** Exercise material follows **

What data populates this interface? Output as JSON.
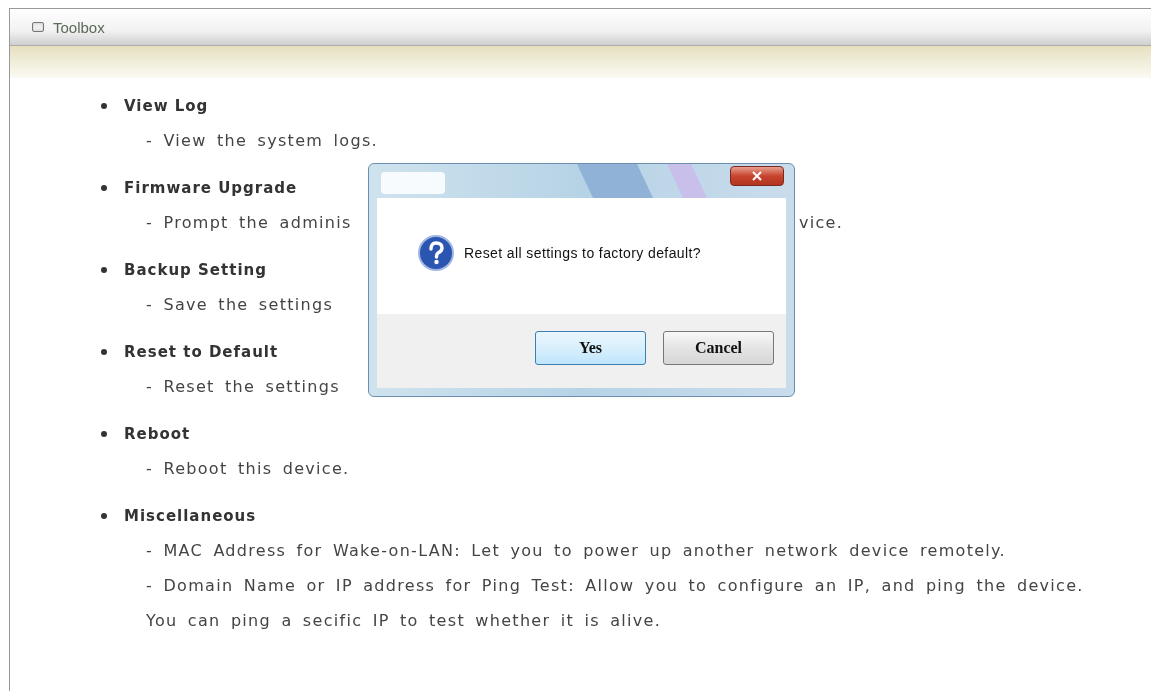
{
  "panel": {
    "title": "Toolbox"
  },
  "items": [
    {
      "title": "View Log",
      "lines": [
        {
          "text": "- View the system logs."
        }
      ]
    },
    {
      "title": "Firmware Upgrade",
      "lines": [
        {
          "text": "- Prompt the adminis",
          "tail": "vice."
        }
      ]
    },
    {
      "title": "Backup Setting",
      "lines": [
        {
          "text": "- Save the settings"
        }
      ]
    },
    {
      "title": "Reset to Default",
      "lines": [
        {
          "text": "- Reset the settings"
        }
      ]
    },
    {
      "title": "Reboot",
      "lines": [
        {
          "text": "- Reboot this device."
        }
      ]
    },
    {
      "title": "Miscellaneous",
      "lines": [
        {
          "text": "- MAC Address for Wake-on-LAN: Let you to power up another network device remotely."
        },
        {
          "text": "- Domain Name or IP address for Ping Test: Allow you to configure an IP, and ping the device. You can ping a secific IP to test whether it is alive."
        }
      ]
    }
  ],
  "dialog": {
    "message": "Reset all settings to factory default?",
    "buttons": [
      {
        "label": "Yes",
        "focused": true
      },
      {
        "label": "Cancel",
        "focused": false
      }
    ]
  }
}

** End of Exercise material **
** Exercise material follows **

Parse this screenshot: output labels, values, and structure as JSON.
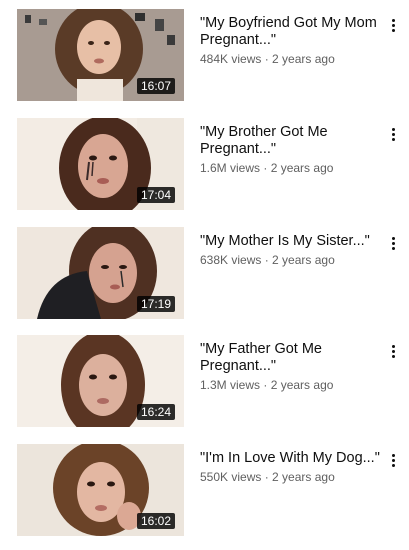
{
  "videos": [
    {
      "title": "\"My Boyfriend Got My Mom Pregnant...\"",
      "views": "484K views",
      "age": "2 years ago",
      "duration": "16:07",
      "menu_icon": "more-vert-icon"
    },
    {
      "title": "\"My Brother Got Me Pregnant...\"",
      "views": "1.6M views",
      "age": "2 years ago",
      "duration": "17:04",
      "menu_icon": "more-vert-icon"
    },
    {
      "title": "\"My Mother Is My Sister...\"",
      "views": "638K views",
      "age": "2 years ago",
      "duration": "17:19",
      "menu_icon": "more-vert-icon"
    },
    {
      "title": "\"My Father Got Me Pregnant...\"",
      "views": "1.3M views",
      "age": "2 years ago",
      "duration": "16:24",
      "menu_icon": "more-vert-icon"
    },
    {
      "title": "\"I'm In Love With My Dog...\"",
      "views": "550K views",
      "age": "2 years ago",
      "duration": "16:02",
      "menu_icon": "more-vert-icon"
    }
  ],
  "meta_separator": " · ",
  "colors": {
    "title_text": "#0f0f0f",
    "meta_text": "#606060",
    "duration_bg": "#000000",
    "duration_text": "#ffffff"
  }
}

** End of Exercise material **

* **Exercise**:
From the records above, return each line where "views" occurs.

* **Task solution**:
      "views": "484K views",
      "views": "1.6M views",
      "views": "638K views",
      "views": "1.3M views",
      "views": "550K views",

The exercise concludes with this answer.